In a series of posts leading up to the World Economic Forum’s New Energy Architecture report launched on Monday 23rd April 2012, Executive Director of International Energy Agency, Maria van der Hoeven explains why a one-size-fits-all solution is not an option. 

Significant technology investments are needed to meet the long-term goal of sustainable, economical and secure energy. Rising population and prosperity trends will inevitably increase energy needs in the coming decades. Such investments will need to be carried out globally, requiring engagement worldwide; they will also have to meet the needs of today while anticipating those of the future. It is clear that we cannot continue to rely on our current energy mix. Determining the right balance to ensure security and sustainability will require a systems-level approach.

Current discussions and decisions about the future energy mix require looking to our energy needs, production, and transmission and distribution in the coming decades. Investments and policy actions taken in the short term should avoid “locking in” technologies already known to be unsustainable, particularly those investments with a service life of several decades.

Our energy infrastructure is not based on a single technology, carrier or sector. Rather, it is a highly interrelated system with a plethora of technologies, stakeholders, resources and end uses. Technological complexity will only increase in the future with electric vehicles, increased use of electricity in heating, the use of thermal storage to balance variable renewable generation, more sophisticated demand-response, and energy storage in hydrogen for heating, power generation and transportation. We will need to improve our understanding of evolving energy systems and learn to work with new technologies and stakeholders not traditionally involved in the energy sector.

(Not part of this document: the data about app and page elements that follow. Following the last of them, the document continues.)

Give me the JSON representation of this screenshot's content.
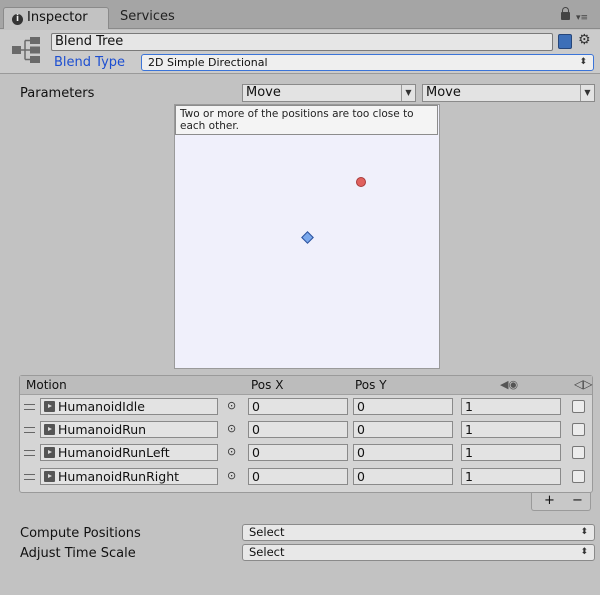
{
  "tabs": [
    {
      "label": "Inspector",
      "active": true
    },
    {
      "label": "Services",
      "active": false
    }
  ],
  "header": {
    "name": "Blend Tree",
    "blend_type_label": "Blend Type",
    "blend_type_value": "2D Simple Directional"
  },
  "parameters": {
    "label": "Parameters",
    "param_x": "Move",
    "param_y": "Move"
  },
  "graph": {
    "warning": "Two or more of the positions are too close to each other."
  },
  "motion_list": {
    "headers": {
      "motion": "Motion",
      "pos_x": "Pos X",
      "pos_y": "Pos Y"
    },
    "rows": [
      {
        "clip": "HumanoidIdle",
        "pos_x": "0",
        "pos_y": "0",
        "speed": "1",
        "mirror": false
      },
      {
        "clip": "HumanoidRun",
        "pos_x": "0",
        "pos_y": "0",
        "speed": "1",
        "mirror": false
      },
      {
        "clip": "HumanoidRunLeft",
        "pos_x": "0",
        "pos_y": "0",
        "speed": "1",
        "mirror": false
      },
      {
        "clip": "HumanoidRunRight",
        "pos_x": "0",
        "pos_y": "0",
        "speed": "1",
        "mirror": false
      }
    ],
    "add_label": "+",
    "remove_label": "−"
  },
  "compute_positions": {
    "label": "Compute Positions",
    "value": "Select"
  },
  "adjust_time_scale": {
    "label": "Adjust Time Scale",
    "value": "Select"
  },
  "colors": {
    "accent": "#3b74d8",
    "label_blue": "#1d4fd1",
    "point_red": "#e0615e",
    "point_blue": "#7aa8ec"
  }
}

Systems approaches to energy deployment must look to leverage the existing infrastructure in order to optimize new investments. One example is to improve the flexibility of the current electricity system to accommodate an increasing share of variable renewable investments. The typical approach thus far has been to install fossil fuel peak power stations, but more innovative approaches are possible. Efforts to increase the flexibility of existing base-load capacity, as well as to improve regional interconnections and leverage excess flexibility from reservoir hydro-generation, reduce the need for peak plant investment and increase the utilization of existing generation facilities. There is also a large untapped resource on the demand side to be unlocked through increased deployment of smart grids. By considering opportunities throughout the system, cities, regions and countries can choose the best solution to match their specific circumstance and resource endowment, and thus optimize investments.

There is no one-size-fits-all approach with regard to technology deployment in the energy system. It is in this context that the New Energy Architecture project complements the systems-based analyses performed by the IEA. To meet the demands of tomorrow, nations or regions must consider a broad range of issues, taking a systems-level approach that includes resource and technical capabilities in the context of social, regulatory and market aspects.

The IEA is continuing to expand its system-based analysis, providing answers to new concerns arising from today’s ever-changing energy context. Will large-scale deployments of variable renewable generation (such as wind and photovoltaics) disrupt the operation of the electricity system? Can the distribution system accommodate future electric vehicle deployments? Should gas networks be expanded for use in building heating applications or should electricity-based heat pumps be used? How can hydrogen technology be deployed in a practical and cost-effective manner for transportation or stationary applications? Will smart grids increase or decrease the cost of electricity to consumers?

Such questions cannot be answered in isolation. Systems thinking must be the rule to allow the energy community, including governments, industry, consumers and all other stakeholders, to work in collaboration globally in an effort to find creative solutions to meet our secure and sustainable energy goals.

Author: Maria van der Hoeven, Executive Director, International Energy Agency, Paris

Picture: A shop attendant touches a lamp at a shopping mall in Taipei April 12, 2012. REUTERS/Pichi Chuang (TAIWAN – Tags: ENERGY BUSINESS)